> Task description
Would you return the listing exactly as written, apart from its pictures?

- Opening Delimiter -

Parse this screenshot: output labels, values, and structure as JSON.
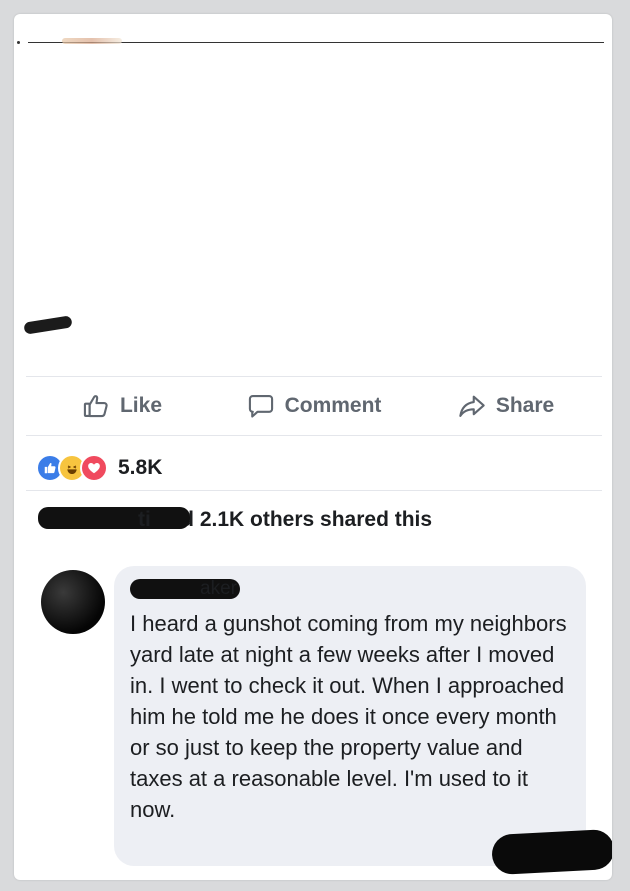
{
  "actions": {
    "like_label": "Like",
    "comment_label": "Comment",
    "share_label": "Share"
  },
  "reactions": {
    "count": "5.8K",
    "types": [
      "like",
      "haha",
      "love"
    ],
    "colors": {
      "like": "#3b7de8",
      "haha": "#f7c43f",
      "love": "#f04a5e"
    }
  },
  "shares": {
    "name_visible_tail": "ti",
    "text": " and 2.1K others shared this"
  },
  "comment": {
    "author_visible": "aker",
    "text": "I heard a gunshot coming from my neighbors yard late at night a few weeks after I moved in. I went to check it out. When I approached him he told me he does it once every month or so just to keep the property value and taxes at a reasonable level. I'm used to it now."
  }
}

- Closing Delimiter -

> Response
Parse this screenshot: output labels, values, and structure as JSON.
{
  "actions": {
    "like_label": "Like",
    "comment_label": "Comment",
    "share_label": "Share"
  },
  "reactions": {
    "count": "5.8K",
    "types": [
      "like",
      "haha",
      "love"
    ],
    "colors": {
      "like": "#3b7de8",
      "haha": "#f7c43f",
      "love": "#f04a5e"
    }
  },
  "shares": {
    "name_visible_tail": "ti",
    "text": " and 2.1K others shared this"
  },
  "comment": {
    "author_visible": "aker",
    "text": "I heard a gunshot coming from my neighbors yard late at night a few weeks after I moved in. I went to check it out. When I approached him he told me he does it once every month or so just to keep the property value and taxes at a reasonable level. I'm used to it now."
  }
}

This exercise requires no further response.